The professional disclosure statement is a document that an LPC, LMFT, or registered intern gives to each client that provides information about the licensee/intern and his/her practice.
Who must have a PDS?
  • Every applicant for licensure must submit a PDS as part of his or her application.
  • Every LPC, LMFT, and intern practicing in Oregon must have, maintain and distribute a PDS unless the licensee or intern provides crisis services or has been granted a waiver from the Board.
  • The Board must approve all PDSs.
  • Name, business address and telephone number (place or places of practice);
  • Philosophy and approach, including codes of ethics followed and list of the Client Bill of Rights;
  • Formal education and training, including name of degree and school issuing degree;
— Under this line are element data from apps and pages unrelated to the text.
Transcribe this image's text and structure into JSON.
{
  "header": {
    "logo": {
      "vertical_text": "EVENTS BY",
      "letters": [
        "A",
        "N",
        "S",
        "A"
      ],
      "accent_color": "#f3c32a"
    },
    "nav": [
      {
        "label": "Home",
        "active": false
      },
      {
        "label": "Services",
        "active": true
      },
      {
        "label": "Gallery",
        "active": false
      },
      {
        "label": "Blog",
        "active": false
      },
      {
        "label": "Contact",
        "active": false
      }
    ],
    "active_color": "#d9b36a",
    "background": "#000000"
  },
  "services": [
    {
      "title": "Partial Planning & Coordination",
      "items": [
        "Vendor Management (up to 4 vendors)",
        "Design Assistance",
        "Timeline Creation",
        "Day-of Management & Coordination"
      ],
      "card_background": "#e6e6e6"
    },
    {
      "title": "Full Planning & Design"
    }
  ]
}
  • Continuing education requirements, should be listed by licensees;
    Registered intern status and name of supervisor should be listed by interns;
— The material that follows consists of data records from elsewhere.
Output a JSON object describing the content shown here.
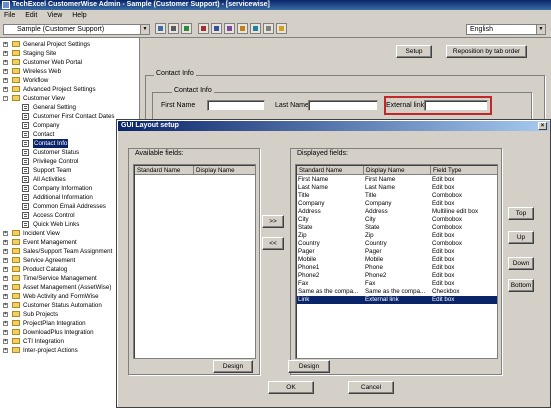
{
  "app": {
    "title": "TechExcel CustomerWise Admin - Sample (Customer Support) - [servicewise]",
    "menu": [
      "File",
      "Edit",
      "View",
      "Help"
    ]
  },
  "toolbar": {
    "project_combo": "Sample (Customer Support)",
    "language_combo": "English"
  },
  "tree": {
    "items": [
      {
        "label": "General Project Settings",
        "level": 0,
        "kind": "folder",
        "expander": "+"
      },
      {
        "label": "Staging Site",
        "level": 0,
        "kind": "folder",
        "expander": "+"
      },
      {
        "label": "Customer Web Portal",
        "level": 0,
        "kind": "folder",
        "expander": "+"
      },
      {
        "label": "Wireless Web",
        "level": 0,
        "kind": "folder",
        "expander": "+"
      },
      {
        "label": "Workflow",
        "level": 0,
        "kind": "folder",
        "expander": "+"
      },
      {
        "label": "Advanced Project Settings",
        "level": 0,
        "kind": "folder",
        "expander": "+"
      },
      {
        "label": "Customer View",
        "level": 0,
        "kind": "folder",
        "expander": "-"
      },
      {
        "label": "General Setting",
        "level": 1,
        "kind": "doc"
      },
      {
        "label": "Customer First Contact Dates",
        "level": 1,
        "kind": "doc"
      },
      {
        "label": "Company",
        "level": 1,
        "kind": "doc"
      },
      {
        "label": "Contact",
        "level": 1,
        "kind": "doc"
      },
      {
        "label": "Contact Info",
        "level": 1,
        "kind": "doc",
        "selected": true
      },
      {
        "label": "Customer Status",
        "level": 1,
        "kind": "doc"
      },
      {
        "label": "Privilege Control",
        "level": 1,
        "kind": "doc"
      },
      {
        "label": "Support Team",
        "level": 1,
        "kind": "doc"
      },
      {
        "label": "All Activities",
        "level": 1,
        "kind": "doc"
      },
      {
        "label": "Company Information",
        "level": 1,
        "kind": "doc"
      },
      {
        "label": "Additional Information",
        "level": 1,
        "kind": "doc"
      },
      {
        "label": "Common Email Addresses",
        "level": 1,
        "kind": "doc"
      },
      {
        "label": "Access Control",
        "level": 1,
        "kind": "doc"
      },
      {
        "label": "Quick Web Links",
        "level": 1,
        "kind": "doc"
      },
      {
        "label": "Incident View",
        "level": 0,
        "kind": "folder",
        "expander": "+"
      },
      {
        "label": "Event Management",
        "level": 0,
        "kind": "folder",
        "expander": "+"
      },
      {
        "label": "Sales/Support Team Assignment",
        "level": 0,
        "kind": "folder",
        "expander": "+"
      },
      {
        "label": "Service Agreement",
        "level": 0,
        "kind": "folder",
        "expander": "+"
      },
      {
        "label": "Product Catalog",
        "level": 0,
        "kind": "folder",
        "expander": "+"
      },
      {
        "label": "Time/Service Management",
        "level": 0,
        "kind": "folder",
        "expander": "+"
      },
      {
        "label": "Asset Management (AssetWise)",
        "level": 0,
        "kind": "folder",
        "expander": "+"
      },
      {
        "label": "Web Activity and FormWise",
        "level": 0,
        "kind": "folder",
        "expander": "+"
      },
      {
        "label": "Customer Status Automation",
        "level": 0,
        "kind": "folder",
        "expander": "+"
      },
      {
        "label": "Sub Projects",
        "level": 0,
        "kind": "folder",
        "expander": "+"
      },
      {
        "label": "ProjectPlan Integration",
        "level": 0,
        "kind": "folder",
        "expander": "+"
      },
      {
        "label": "DownloadPlus Integration",
        "level": 0,
        "kind": "folder",
        "expander": "+"
      },
      {
        "label": "CTI Integration",
        "level": 0,
        "kind": "folder",
        "expander": "+"
      },
      {
        "label": "Inter-project Actions",
        "level": 0,
        "kind": "folder",
        "expander": "+"
      }
    ]
  },
  "main": {
    "setup_btn": "Setup",
    "reposition_btn": "Reposition by tab order",
    "outer_group": "Contact Info",
    "inner_group": "Contact Info",
    "first_name_label": "First Name",
    "last_name_label": "Last Name",
    "external_link_label": "External link",
    "highlight_color": "#c0282a"
  },
  "dialog": {
    "title": "GUI Layout setup",
    "available_label": "Available fields:",
    "available_columns": [
      "Standard Name",
      "Display Name"
    ],
    "displayed_label": "Displayed fields:",
    "displayed_columns": [
      "Standard Name",
      "Display Name",
      "Field Type"
    ],
    "displayed_rows": [
      [
        "First Name",
        "First Name",
        "Edit box"
      ],
      [
        "Last Name",
        "Last Name",
        "Edit box"
      ],
      [
        "Title",
        "Title",
        "Combobox"
      ],
      [
        "Company",
        "Company",
        "Edit box"
      ],
      [
        "Address",
        "Address",
        "Multiline edit box"
      ],
      [
        "City",
        "City",
        "Combobox"
      ],
      [
        "State",
        "State",
        "Combobox"
      ],
      [
        "Zip",
        "Zip",
        "Edit box"
      ],
      [
        "Country",
        "Country",
        "Combobox"
      ],
      [
        "Pager",
        "Pager",
        "Edit box"
      ],
      [
        "Mobile",
        "Mobile",
        "Edit box"
      ],
      [
        "Phone1",
        "Phone",
        "Edit box"
      ],
      [
        "Phone2",
        "Phone2",
        "Edit box"
      ],
      [
        "Fax",
        "Fax",
        "Edit box"
      ],
      [
        "Same as the compa...",
        "Same as the compa...",
        "Checkbox"
      ],
      [
        "Link",
        "External link",
        "Edit box"
      ]
    ],
    "selected_row": 15,
    "add_btn": ">>",
    "remove_btn": "<<",
    "top_btn": "Top",
    "up_btn": "Up",
    "down_btn": "Down",
    "bottom_btn": "Bottom",
    "design_left_btn": "Design",
    "design_right_btn": "Design",
    "ok_btn": "OK",
    "cancel_btn": "Cancel"
  }
}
  • Fee schedule a dollar amount or dollar range;
  • Name, address, phone number, email, and website addresses of the Board.
  • A statement that additional information about licensee or intern is available on the Board's website. 
  • To the Board office for approval.
  • To all clients at the onset of counseling or therapy prior to the actual performance or provision of service. This may mean presentation to parent, legal guardian, or an agency or custodial institution, or a supervisee. No PDS is required to clients receiving crisis care.
Q: I’m not in private practice, do I need to hand out disclosure statements?
A: Yes. If you are licensed and you are practicing, it’s a condition of licensure.
Q: I’m also licensed as an LCSW, psychologist, etc... and I practice under that license, do I need to be handing out a PDS?
A: Yes, if what you do falls within the definition of "professional counseling" or "marriage & family therapy".
Q: I’m living and practicing in another state, do I have to file a PDS and hand them out?
A: No. You must still notify the Board of your practice, but a PDS is not required.
Q: My agency does not want me to hand out my PDS. What should I do?
A: Send the Board a waiver request for a suggested format, content, or distribution requirement, or work with your agency to find a format that is acceptable to all (the agency, you, and the Board).
Q: Do I address the PDS to the Board?
A: No. These should be written for or to your client. Keep them simple and easy to understand.
Q: I have more than one practice, should I have more than one PDS?
A: No, they can be combined so both addresses, phone numbers, and fee schedules or differing information show on the one PDS. If your practices are separate or an employer objects to clients receiving information on your other practice, then you might want to consider separate PDSs.
Q: Should I have them printed before I send it for approval?
A: It might be better to start with photocopies and wait to see that no changes are required for approval.
Rev. October 2012